Kosovo/Serbia: the normalization of relations depends on the dialogue [fr]
Statement by Ms Anne Guegen, Deputy Permanent Representative of France to the United Nations
Security Council - 7 February 2019
I join others in thanking Special Representative Zahir Tanin for his clear and precise briefing, and I also thank Mr. Dačić, First Deputy Prime Minister and Minister for Foreign Affairs of Serbia, and Ms. Çitaku, the Ambassador of Kosovo to the United States, for their statements. I would like to respectfully point out that, in accordance with the working methods of the Security Council, as stipulated in paragraph 22 of note 507 (S/2017/507), those statements should not exceed five minutes.
As the representative of the United Kingdom has eloquently made clear, while the issue under discussion is rooted in a past marked by traumatic violence, over the past decade Kosovo has made remarkable gains that must be consolidated. We must redouble our efforts today to leave behind the wounds of the past and the remaining problems. Given the situation described in the Special Representative’s briefing and the Secretary-General’s report (S/2019/102), as well as the visible tensions in the statements by the representatives of Serbia and Kosovo, I want to briefly emphasize the following three points.
The first concerns the United Nations Interim Administration Mission in Kosovo (UNMIK), whose consistent efforts to promote security, stability and respect for human rights in Kosovo and the region must be acknowledged. France especially welcomes UNMIK’s activities in bringing communities closer together and promoting the women and peace and security agenda in cooperation with UN-Women. Women’s presence and participation in the political arena and its institutions should receive greater attention in that regard, and the efforts to combat violence against women mentioned by the Special Representative should also be continued and encouraged.
Almost 20 years after the adoption of resolution 1244 (1999), we must continue to devote attention to the issue of refocusing UNMIK’s actions while considering the situation on the ground, the Mission’s performance and the initiatives of other regional and international actors, particularly the European Union Rule of Law Mission in Kosovo (EULEX). The note by the President of the Security Council on the frequency of our meetings also supports this view.

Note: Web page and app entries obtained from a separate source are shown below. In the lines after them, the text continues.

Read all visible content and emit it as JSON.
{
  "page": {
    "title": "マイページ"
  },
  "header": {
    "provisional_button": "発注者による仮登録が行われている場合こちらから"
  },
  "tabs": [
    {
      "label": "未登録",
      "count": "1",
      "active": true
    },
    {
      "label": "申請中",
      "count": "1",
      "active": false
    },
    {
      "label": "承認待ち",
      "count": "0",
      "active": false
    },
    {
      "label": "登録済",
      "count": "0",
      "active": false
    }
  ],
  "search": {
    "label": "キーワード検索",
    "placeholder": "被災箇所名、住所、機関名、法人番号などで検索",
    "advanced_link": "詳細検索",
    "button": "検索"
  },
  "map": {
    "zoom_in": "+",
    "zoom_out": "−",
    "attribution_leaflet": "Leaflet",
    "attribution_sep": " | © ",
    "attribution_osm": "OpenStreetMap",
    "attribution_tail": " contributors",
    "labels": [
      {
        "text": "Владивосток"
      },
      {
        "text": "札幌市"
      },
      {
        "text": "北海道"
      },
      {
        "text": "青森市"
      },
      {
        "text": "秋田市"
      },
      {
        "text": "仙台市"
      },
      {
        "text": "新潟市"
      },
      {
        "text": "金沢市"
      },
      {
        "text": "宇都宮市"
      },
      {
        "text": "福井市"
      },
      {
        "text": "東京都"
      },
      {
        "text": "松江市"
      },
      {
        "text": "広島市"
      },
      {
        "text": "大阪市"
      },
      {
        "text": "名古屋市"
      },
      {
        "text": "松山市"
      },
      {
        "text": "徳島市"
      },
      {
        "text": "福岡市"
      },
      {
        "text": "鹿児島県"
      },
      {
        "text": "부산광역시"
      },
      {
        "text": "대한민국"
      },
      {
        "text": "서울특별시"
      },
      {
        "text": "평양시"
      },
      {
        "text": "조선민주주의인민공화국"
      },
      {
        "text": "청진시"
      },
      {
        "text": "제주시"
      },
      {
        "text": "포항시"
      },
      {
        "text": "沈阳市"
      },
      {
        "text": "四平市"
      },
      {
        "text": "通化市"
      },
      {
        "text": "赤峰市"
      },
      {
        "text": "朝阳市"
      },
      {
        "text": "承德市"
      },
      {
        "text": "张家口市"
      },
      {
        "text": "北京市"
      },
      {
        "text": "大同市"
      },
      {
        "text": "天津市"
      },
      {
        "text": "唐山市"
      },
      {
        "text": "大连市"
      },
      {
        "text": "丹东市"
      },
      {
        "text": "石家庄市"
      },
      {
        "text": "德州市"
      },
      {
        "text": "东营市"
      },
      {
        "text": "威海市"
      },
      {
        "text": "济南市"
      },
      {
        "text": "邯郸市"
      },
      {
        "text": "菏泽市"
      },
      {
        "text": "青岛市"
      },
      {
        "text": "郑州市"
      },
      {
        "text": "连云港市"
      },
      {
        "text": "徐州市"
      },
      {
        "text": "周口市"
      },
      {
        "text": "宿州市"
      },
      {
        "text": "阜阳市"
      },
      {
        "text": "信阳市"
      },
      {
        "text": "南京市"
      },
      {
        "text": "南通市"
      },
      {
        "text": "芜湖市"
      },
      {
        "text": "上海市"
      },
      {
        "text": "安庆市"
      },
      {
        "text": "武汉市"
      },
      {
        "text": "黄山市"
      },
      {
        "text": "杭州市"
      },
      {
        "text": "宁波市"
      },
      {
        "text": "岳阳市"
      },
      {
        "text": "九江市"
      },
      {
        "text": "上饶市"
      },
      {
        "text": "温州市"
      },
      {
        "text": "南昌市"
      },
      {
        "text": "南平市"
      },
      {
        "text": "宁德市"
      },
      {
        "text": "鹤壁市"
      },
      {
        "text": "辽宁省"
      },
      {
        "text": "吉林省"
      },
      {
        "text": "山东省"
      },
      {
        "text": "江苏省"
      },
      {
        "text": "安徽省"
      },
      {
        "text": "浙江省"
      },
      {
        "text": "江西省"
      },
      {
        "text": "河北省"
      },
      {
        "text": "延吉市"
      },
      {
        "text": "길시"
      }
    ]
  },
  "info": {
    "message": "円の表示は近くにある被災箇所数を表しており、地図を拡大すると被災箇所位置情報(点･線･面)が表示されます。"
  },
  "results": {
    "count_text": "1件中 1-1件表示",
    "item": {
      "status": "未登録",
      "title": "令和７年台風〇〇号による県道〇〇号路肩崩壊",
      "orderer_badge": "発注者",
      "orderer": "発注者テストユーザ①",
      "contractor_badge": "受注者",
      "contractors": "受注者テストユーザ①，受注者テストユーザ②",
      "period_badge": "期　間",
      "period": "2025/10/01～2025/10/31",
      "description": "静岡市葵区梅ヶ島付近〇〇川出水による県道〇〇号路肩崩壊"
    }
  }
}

My second point concerns the normalization of relations between Pristina and Belgrade, which depends on the dialogue conducted between the two parties under the auspices of the European Union. In that regard, we support the mediation efforts of Ms. Frederica Mogherini, High Representative of the European Union for Foreign Affairs and Security Policy. I expressed our positions on the dialogue and the difficulties it has encountered at our meeting on 17 December (see S/PV.8427). They remain S/PV.8459 Kosovo 07/02/2019 14/23 19-03158 fully valid, and I want to reiterate today that France deplores the fact that several incidents and unilateral decisions mentioned in the Secretary-General’s report have obstructed the dialogue between Belgrade and Pristina in recent months, particularly the Government of Kosovo’s decision to impose a 100 per cent tax on goods coming from Serbia and Bosnia and Herzegovina comes to mind. We once again ask that it be repealed, if possible, or at the very least suspended. It is important to encourage two-way communication. We hope that the dialogue, which is currently at an impasse, will be resumed as soon as possible. We also want to ensure that security commitments are respected.
France calls on both parties to show a spirit of compromise and political will. We urge the political leaders of both States to create the conditions conducive to a comprehensive and final agreement, which would be a major step towards achieving lasting stability in the Western Balkans and making progress on the path to a European future. It is crucial to ensure that both parties refrain from any actions, statements or measures that could undermine normalization. For its part, France intends to continue providing support for regional cooperation efforts, particularly the French-German initiative on the control of small arms and light weapons.
My third and last point concerns the European future of Kosovo and Serbia. Given the values that are central to the European project, we underline the importance of the reforms needed to consolidate and strengthen the rule of law. In Kosovo, EULEX is contributing to that goal by focusing on the effectiveness, ethics and multi-community nature of the Kosovo judicial system.
In conclusion, I want to remind the Council that the primary responsibility for Serbia and Kosovo’s European visions lies first and foremost with their political leaders. Only the full normalization of relations between Pristina and Belgrade will make it possible to achieve that shared European future.